In an effort to fight global warming, the Washington State legislature is considering a bill that would allow auto insurers to use electronic monitoring devices to charge different rates based on a person’s actual driving habits, reports the Seattle Times‘ Chantal Anderson. Individuals who have reduced their car usage (by using bikes or public transportation to commute to work, for example) could save up to 15% on their Washington auto insurance premiums.
Auto insurance companies that are offering or planning to offer pay-as-you-drive programs in other states include Progressive Insurance (through its Progressive MyRate program), Allstate auto insurance, Hartford insurance, and Unigard. Progressive wants to keep its proprietary rating information confidential, and the senate bill will be rewritten to reflect those concerns.

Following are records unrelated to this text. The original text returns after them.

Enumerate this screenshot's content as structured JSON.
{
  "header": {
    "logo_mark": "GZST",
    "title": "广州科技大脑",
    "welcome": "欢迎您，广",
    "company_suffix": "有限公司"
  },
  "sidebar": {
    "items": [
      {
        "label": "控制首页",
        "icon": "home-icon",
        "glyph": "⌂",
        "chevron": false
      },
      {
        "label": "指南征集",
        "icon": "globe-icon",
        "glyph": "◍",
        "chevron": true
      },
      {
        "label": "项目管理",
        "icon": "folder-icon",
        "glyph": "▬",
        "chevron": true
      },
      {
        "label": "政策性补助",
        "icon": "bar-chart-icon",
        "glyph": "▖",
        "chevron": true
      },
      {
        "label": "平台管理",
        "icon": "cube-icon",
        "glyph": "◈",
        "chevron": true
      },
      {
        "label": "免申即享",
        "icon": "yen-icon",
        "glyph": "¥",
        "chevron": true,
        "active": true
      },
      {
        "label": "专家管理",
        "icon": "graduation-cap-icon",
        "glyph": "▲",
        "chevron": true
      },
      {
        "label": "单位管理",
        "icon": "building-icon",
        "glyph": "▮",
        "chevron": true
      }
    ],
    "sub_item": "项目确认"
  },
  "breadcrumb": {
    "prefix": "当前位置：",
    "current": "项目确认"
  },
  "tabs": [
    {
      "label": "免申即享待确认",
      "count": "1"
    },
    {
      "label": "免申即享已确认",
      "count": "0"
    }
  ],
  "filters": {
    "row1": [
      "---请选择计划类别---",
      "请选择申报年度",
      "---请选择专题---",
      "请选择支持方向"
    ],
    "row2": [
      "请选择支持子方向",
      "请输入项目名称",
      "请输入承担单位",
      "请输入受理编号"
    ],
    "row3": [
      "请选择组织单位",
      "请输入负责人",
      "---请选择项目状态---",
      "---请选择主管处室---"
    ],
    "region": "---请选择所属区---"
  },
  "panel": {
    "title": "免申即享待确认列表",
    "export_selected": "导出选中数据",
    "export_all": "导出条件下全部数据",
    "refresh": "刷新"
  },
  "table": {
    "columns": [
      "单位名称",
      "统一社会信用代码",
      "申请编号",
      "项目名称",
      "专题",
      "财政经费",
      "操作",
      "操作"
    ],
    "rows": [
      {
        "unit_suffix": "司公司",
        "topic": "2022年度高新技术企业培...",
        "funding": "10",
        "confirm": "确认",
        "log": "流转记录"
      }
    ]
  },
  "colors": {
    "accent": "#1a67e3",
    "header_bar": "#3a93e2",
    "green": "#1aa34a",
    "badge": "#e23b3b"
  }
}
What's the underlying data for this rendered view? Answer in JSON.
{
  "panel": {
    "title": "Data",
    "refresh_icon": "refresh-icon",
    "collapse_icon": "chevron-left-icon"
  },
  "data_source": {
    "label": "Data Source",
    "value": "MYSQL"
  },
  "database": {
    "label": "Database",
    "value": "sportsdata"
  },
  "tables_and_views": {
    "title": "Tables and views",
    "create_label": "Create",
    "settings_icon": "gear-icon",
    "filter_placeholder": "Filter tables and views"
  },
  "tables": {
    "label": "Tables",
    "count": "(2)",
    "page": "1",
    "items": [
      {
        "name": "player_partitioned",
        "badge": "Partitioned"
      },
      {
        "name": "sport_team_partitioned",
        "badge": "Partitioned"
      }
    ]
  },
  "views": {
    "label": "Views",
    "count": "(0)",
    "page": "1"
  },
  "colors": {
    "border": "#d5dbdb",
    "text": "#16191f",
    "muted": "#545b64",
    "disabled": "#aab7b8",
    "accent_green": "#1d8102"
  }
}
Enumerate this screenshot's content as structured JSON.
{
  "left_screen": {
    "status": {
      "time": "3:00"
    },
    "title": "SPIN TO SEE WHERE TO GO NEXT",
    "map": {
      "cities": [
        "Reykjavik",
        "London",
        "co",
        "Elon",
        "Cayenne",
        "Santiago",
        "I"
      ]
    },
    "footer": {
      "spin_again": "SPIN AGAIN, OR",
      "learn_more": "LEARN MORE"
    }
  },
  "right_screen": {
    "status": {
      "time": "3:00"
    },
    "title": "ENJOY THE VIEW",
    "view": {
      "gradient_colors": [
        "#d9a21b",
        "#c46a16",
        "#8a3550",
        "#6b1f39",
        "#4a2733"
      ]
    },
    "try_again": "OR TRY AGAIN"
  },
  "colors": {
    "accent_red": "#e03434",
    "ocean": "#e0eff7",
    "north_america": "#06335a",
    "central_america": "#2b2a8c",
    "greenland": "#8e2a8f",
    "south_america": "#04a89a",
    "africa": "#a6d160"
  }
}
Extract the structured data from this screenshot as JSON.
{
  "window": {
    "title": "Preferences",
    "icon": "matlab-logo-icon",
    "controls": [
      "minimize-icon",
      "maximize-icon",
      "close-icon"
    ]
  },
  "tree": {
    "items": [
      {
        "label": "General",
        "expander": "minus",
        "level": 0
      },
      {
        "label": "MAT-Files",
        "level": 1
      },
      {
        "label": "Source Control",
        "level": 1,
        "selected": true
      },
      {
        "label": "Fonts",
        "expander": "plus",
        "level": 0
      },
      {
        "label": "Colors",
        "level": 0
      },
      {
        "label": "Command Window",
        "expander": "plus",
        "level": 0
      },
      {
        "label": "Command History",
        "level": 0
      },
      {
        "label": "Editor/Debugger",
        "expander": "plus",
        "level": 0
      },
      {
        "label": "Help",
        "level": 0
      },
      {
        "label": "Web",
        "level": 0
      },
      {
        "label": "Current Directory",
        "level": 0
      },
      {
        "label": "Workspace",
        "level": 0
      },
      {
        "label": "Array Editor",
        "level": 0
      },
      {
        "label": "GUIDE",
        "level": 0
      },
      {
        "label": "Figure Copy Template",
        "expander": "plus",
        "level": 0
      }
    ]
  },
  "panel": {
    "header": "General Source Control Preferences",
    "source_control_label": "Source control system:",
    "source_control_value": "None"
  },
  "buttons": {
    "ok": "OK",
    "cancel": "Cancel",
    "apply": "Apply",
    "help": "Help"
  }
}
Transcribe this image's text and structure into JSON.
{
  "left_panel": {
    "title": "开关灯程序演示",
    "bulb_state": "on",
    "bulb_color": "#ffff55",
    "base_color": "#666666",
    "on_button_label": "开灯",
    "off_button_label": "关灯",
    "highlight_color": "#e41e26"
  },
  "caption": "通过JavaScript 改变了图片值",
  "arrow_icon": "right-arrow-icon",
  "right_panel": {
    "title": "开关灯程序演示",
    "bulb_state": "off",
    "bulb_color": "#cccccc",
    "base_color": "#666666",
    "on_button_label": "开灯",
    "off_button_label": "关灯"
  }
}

Chantal reports that the bill looks likely to pass the state Senate, but could face opposition in the House. Privacy advocates are worried about the “Big Brother” potential of the tracking devices, although the data allowed to be collected and the ways in which it can be used must be approved by the insurance commissioner.